WHAT YOU HAVE TO DO> Go through the records and filter out every line lacking the word "Manager"; copy the lines that remain.

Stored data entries
>>

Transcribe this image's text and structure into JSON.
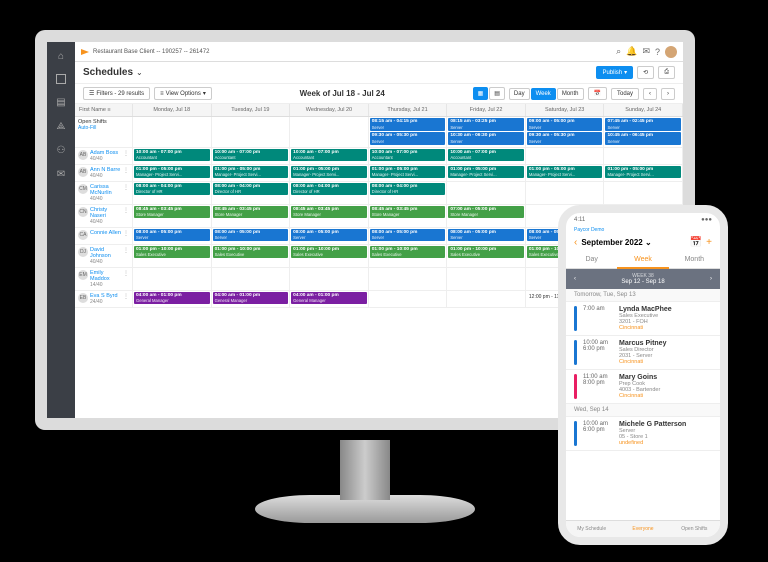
{
  "breadcrumb": "Restaurant Base Client -- 190257 -- 261472",
  "page_title": "Schedules",
  "publish": "Publish",
  "filters": "Filters - 29 results",
  "viewopts": "View Options",
  "week_label": "Week of Jul 18 - Jul 24",
  "views": {
    "day": "Day",
    "week": "Week",
    "month": "Month",
    "today": "Today"
  },
  "cols": [
    "First Name",
    "Monday, Jul 18",
    "Tuesday, Jul 19",
    "Wednesday, Jul 20",
    "Thursday, Jul 21",
    "Friday, Jul 22",
    "Saturday, Jul 23",
    "Sunday, Jul 24"
  ],
  "open": {
    "label": "Open Shifts",
    "auto": "Auto-Fill",
    "shifts": [
      {
        "t": "08:15 am - 04:15 pm",
        "r": "Server"
      },
      {
        "t": "08:15 am - 03:25 pm",
        "r": "Server"
      },
      {
        "t": "09:00 am - 05:00 pm",
        "r": "Server"
      },
      {
        "t": "07:45 am - 02:45 pm",
        "r": "Server"
      },
      {
        "t": "09:30 am - 05:30 pm",
        "r": "Server"
      },
      {
        "t": "10:30 am - 06:30 pm",
        "r": "Server"
      },
      {
        "t": "09:30 am - 05:30 pm",
        "r": "Server"
      },
      {
        "t": "10:45 am - 06:45 pm",
        "r": "Server"
      }
    ]
  },
  "rows": [
    {
      "i": "AB",
      "n": "Adam Boss",
      "h": "40/40",
      "c": "s-teal",
      "s": "10:00 am - 07:00 pm",
      "r": "Accountant",
      "days": 5
    },
    {
      "i": "AB",
      "n": "Ann N Barre",
      "h": "40/40",
      "c": "s-teal",
      "s": "01:00 pm - 05:00 pm",
      "r": "Manager- Project Servi...",
      "days": 7
    },
    {
      "i": "CM",
      "n": "Carissa McNurlin",
      "h": "40/40",
      "c": "s-teal",
      "s": "08:00 am - 04:00 pm",
      "r": "Director of HR",
      "days": 4
    },
    {
      "i": "CN",
      "n": "Christy Naseri",
      "h": "40/40",
      "c": "s-green",
      "s": "08:45 am - 03:45 pm",
      "r": "Store Manager",
      "days": 4,
      "extra": {
        "t": "07:00 am - 05:00 pm",
        "r": "Store Manager"
      }
    },
    {
      "i": "CA",
      "n": "Connie Allen",
      "h": "",
      "c": "s-blue",
      "s": "08:00 am - 05:00 pm",
      "r": "Server",
      "days": 6
    },
    {
      "i": "DJ",
      "n": "David Johnson",
      "h": "40/40",
      "c": "s-green",
      "s": "01:00 pm - 10:00 pm",
      "r": "Sales Executive",
      "days": 6
    },
    {
      "i": "EM",
      "n": "Emily Maddox",
      "h": "14/40",
      "c": "",
      "s": "",
      "r": "",
      "days": 0
    },
    {
      "i": "EB",
      "n": "Eva S Byrd",
      "h": "24/40",
      "c": "s-purple",
      "s": "04:00 am - 01:00 pm",
      "r": "General Manager",
      "days": 3,
      "tail": "12:00 pm - 11:59 pm"
    }
  ],
  "phone": {
    "time": "4:11",
    "carrier": "Paycor Demo",
    "month": "September 2022",
    "tabs": {
      "day": "Day",
      "week": "Week",
      "month": "Month"
    },
    "wk_label": "WEEK 38",
    "wk_range": "Sep 12 - Sep 18",
    "sec1": "Tomorrow, Tue, Sep 13",
    "items": [
      {
        "c": "#1976d2",
        "t1": "7:00 am",
        "t2": "",
        "n": "Lynda MacPhee",
        "d": "Sales Executive",
        "loc": "3201 - FOH",
        "city": "Cincinnati"
      },
      {
        "c": "#1976d2",
        "t1": "10:00 am",
        "t2": "6:00 pm",
        "n": "Marcus Pitney",
        "d": "Sales Director",
        "loc": "2031 - Server",
        "city": "Cincinnati"
      },
      {
        "c": "#e91e63",
        "t1": "11:00 am",
        "t2": "8:00 pm",
        "n": "Mary Goins",
        "d": "Prep Cook",
        "loc": "4003 - Bartender",
        "city": "Cincinnati"
      }
    ],
    "sec2": "Wed, Sep 14",
    "items2": [
      {
        "c": "#1976d2",
        "t1": "10:00 am",
        "t2": "6:00 pm",
        "n": "Michele G Patterson",
        "d": "Server",
        "loc": "05 - Store 1"
      }
    ],
    "nav": [
      "My Schedule",
      "Everyone",
      "Open Shifts"
    ]
  }
}
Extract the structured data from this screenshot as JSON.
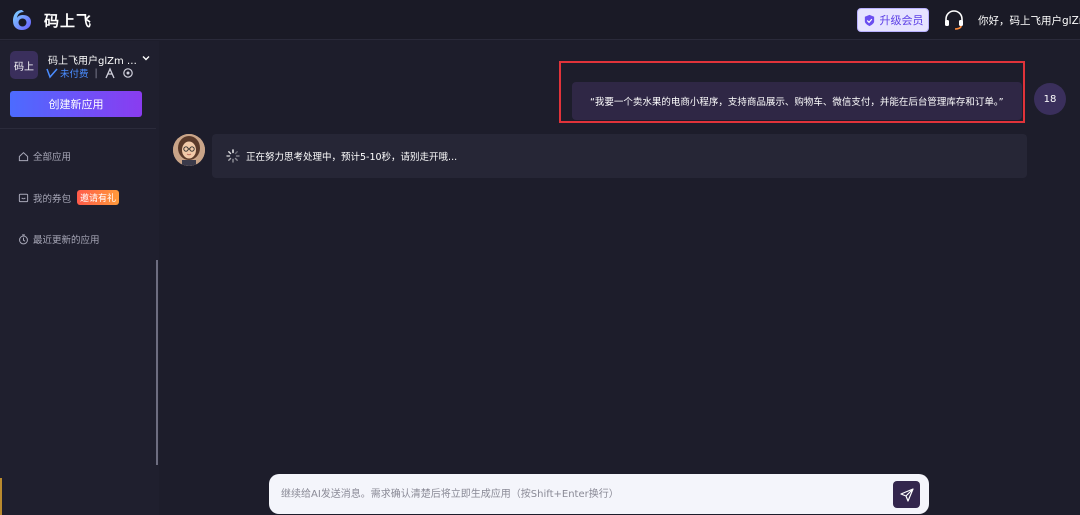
{
  "header": {
    "app_title": "码上飞",
    "upgrade_label": "升级会员",
    "greeting": "你好，码上飞用户glZm"
  },
  "sidebar": {
    "avatar_text": "码上",
    "user_name": "码上飞用户glZm …",
    "status": "未付费",
    "separator": "|",
    "create_button": "创建新应用",
    "items": [
      {
        "label": "全部应用",
        "icon": "home-icon"
      },
      {
        "label": "我的券包",
        "icon": "wallet-icon",
        "badge": "邀请有礼"
      },
      {
        "label": "最近更新的应用",
        "icon": "clock-icon"
      }
    ]
  },
  "chat": {
    "user_message": "“我要一个卖水果的电商小程序，支持商品展示、购物车、微信支付，并能在后台管理库存和订单。”",
    "user_avatar_text": "18",
    "bot_message": "正在努力思考处理中，预计5-10秒，请别走开哦..."
  },
  "input": {
    "placeholder": "继续给AI发送消息。需求确认清楚后将立即生成应用（按Shift+Enter换行）",
    "value": ""
  },
  "colors": {
    "accent_start": "#4c6bff",
    "accent_end": "#8a3cf0",
    "highlight": "#e0333a",
    "status_blue": "#4a8cff"
  }
}
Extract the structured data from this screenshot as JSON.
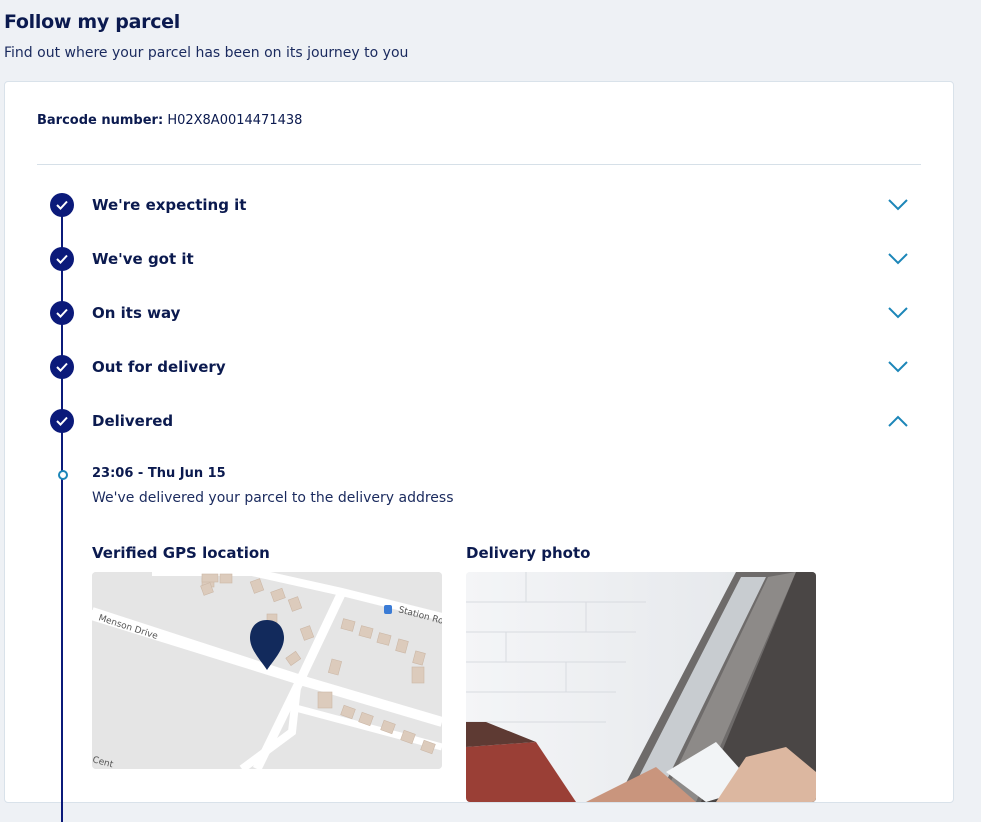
{
  "header": {
    "title": "Follow my parcel",
    "subtitle": "Find out where your parcel has been on its journey to you"
  },
  "barcode": {
    "label": "Barcode number:",
    "value": "H02X8A0014471438"
  },
  "steps": [
    {
      "label": "We're expecting it",
      "completed": true,
      "expanded": false,
      "icon": "chevron-down-icon"
    },
    {
      "label": "We've got it",
      "completed": true,
      "expanded": false,
      "icon": "chevron-down-icon"
    },
    {
      "label": "On its way",
      "completed": true,
      "expanded": false,
      "icon": "chevron-down-icon"
    },
    {
      "label": "Out for delivery",
      "completed": true,
      "expanded": false,
      "icon": "chevron-down-icon"
    },
    {
      "label": "Delivered",
      "completed": true,
      "expanded": true,
      "icon": "chevron-up-icon"
    }
  ],
  "delivered_event": {
    "time": "23:06 - Thu Jun 15",
    "description": "We've delivered your parcel to the delivery address"
  },
  "gps": {
    "heading": "Verified GPS location",
    "street_labels": [
      "Menson Drive",
      "Station Ro",
      "Cent"
    ]
  },
  "photo": {
    "heading": "Delivery photo"
  },
  "colors": {
    "navy": "#0b1a7a",
    "accent_blue": "#1c86b8",
    "background": "#eef1f5"
  }
}
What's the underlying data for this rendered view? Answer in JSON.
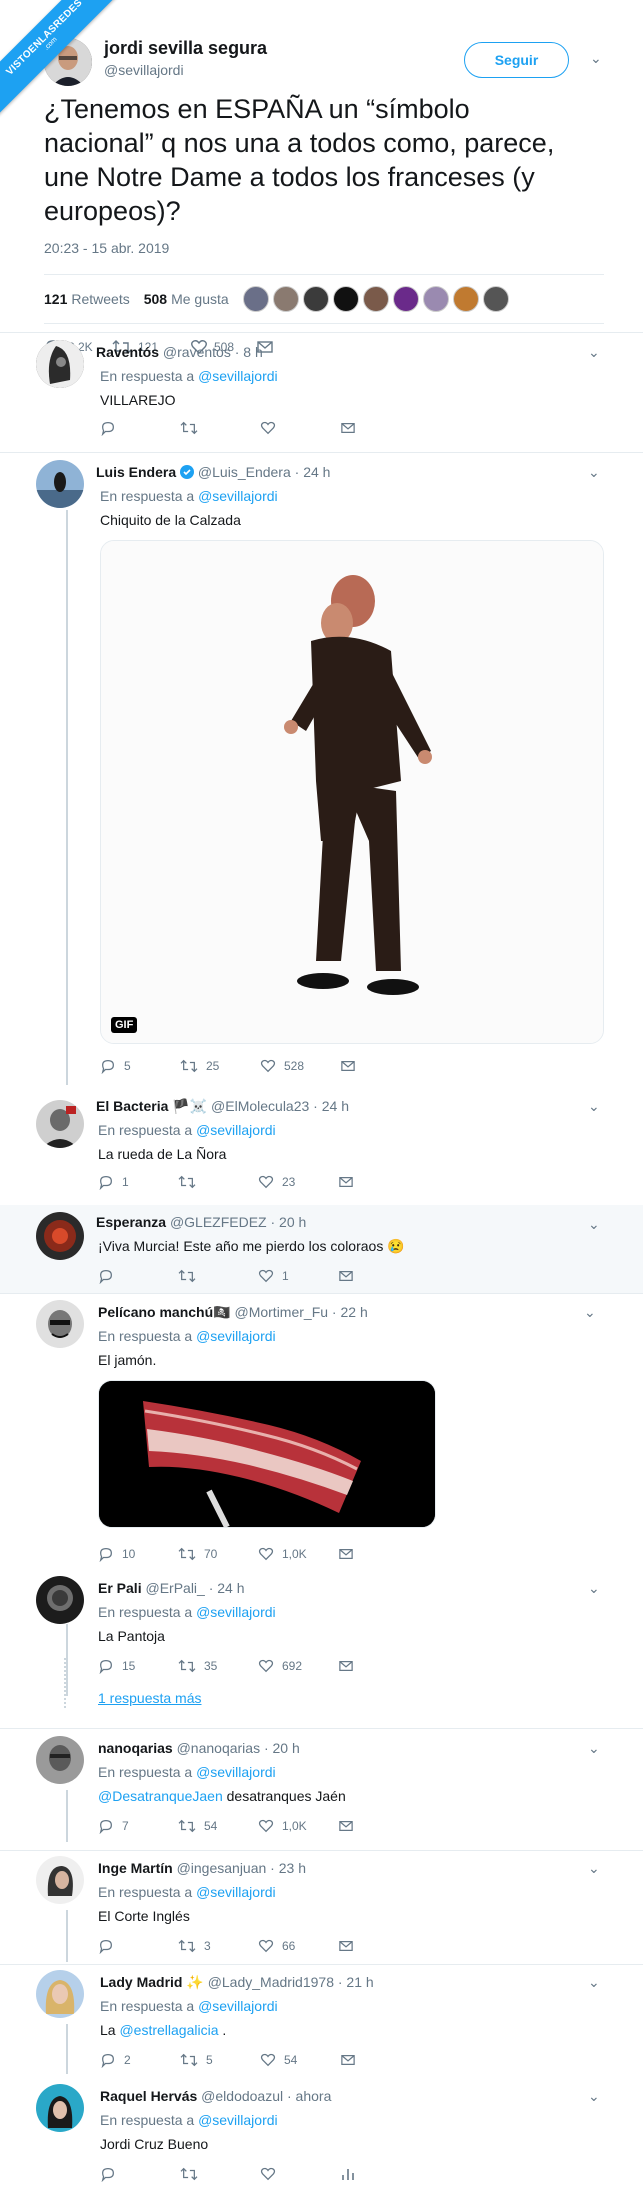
{
  "watermark": {
    "line1": "VISTOENLASREDES",
    "line2": ".com"
  },
  "main_tweet": {
    "author_name": "jordi sevilla segura",
    "author_handle": "@sevillajordi",
    "follow_label": "Seguir",
    "text": "¿Tenemos en ESPAÑA un “símbolo nacional” q nos una a todos como, parece, une Notre Dame a todos los franceses (y europeos)?",
    "date": "20:23 - 15 abr. 2019",
    "retweets_count": "121",
    "retweets_label": "Retweets",
    "likes_count": "508",
    "likes_label": "Me gusta",
    "replies": "2,2K",
    "rts": "121",
    "likes": "508",
    "liker_face_colors": [
      "#6a6f88",
      "#8a7a70",
      "#3b3b3b",
      "#111111",
      "#7a5a4a",
      "#6a2a8a",
      "#9a8ab0",
      "#c07a30",
      "#555555"
    ]
  },
  "replies": [
    {
      "name": "Raventós",
      "handle": "@raventos · 8 h",
      "replying_prefix": "En respuesta a",
      "replying_to": "@sevillajordi",
      "text": "VILLAREJO",
      "rep": "",
      "rt": "",
      "like": ""
    },
    {
      "name": "Luis Endera",
      "handle": "@Luis_Endera · 24 h",
      "replying_prefix": "En respuesta a",
      "replying_to": "@sevillajordi",
      "text": "Chiquito de la Calzada",
      "gif_label": "GIF",
      "rep": "5",
      "rt": "25",
      "like": "528"
    },
    {
      "name": "El Bacteria",
      "name_emoji": "🏴☠️",
      "handle": "@ElMolecula23 · 24 h",
      "replying_prefix": "En respuesta a",
      "replying_to": "@sevillajordi",
      "text": "La rueda de La Ñora",
      "rep": "1",
      "rt": "",
      "like": "23"
    },
    {
      "name": "Esperanza",
      "handle": "@GLEZFEDEZ · 20 h",
      "text": "¡Viva Murcia! Este año me pierdo los coloraos 😢",
      "rep": "",
      "rt": "",
      "like": "1"
    },
    {
      "name": "Pelícano manchú",
      "name_emoji": "🏴‍☠️",
      "handle": "@Mortimer_Fu · 22 h",
      "replying_prefix": "En respuesta a",
      "replying_to": "@sevillajordi",
      "text": "El jamón.",
      "rep": "10",
      "rt": "70",
      "like": "1,0K"
    },
    {
      "name": "Er Pali",
      "handle": "@ErPali_ · 24 h",
      "replying_prefix": "En respuesta a",
      "replying_to": "@sevillajordi",
      "text": "La Pantoja",
      "rep": "15",
      "rt": "35",
      "like": "692",
      "more": "1 respuesta más"
    },
    {
      "name": "nanoqarias",
      "handle": "@nanoqarias · 20 h",
      "replying_prefix": "En respuesta a",
      "replying_to": "@sevillajordi",
      "text_link": "@DesatranqueJaen",
      "text": " desatranques Jaén",
      "rep": "7",
      "rt": "54",
      "like": "1,0K"
    },
    {
      "name": "Inge Martín",
      "handle": "@ingesanjuan · 23 h",
      "replying_prefix": "En respuesta a",
      "replying_to": "@sevillajordi",
      "text": "El Corte Inglés",
      "rep": "",
      "rt": "3",
      "like": "66"
    },
    {
      "name": "Lady Madrid",
      "name_emoji": "✨",
      "handle": "@Lady_Madrid1978 · 21 h",
      "replying_prefix": "En respuesta a",
      "replying_to": "@sevillajordi",
      "text_pre": "La ",
      "text_link": "@estrellagalicia",
      "text": " .",
      "rep": "2",
      "rt": "5",
      "like": "54"
    },
    {
      "name": "Raquel Hervás",
      "handle": "@eldodoazul · ahora",
      "replying_prefix": "En respuesta a",
      "replying_to": "@sevillajordi",
      "text": "Jordi Cruz Bueno",
      "rep": "",
      "rt": "",
      "like": ""
    }
  ],
  "colors": {
    "accent": "#1da1f2",
    "muted": "#657786",
    "verified": "#1da1f2"
  }
}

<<

REPLY>
      "r": "Manager- Project Servi...",
      "r": "Store Manager",
        "r": "Store Manager"
      "r": "General Manager",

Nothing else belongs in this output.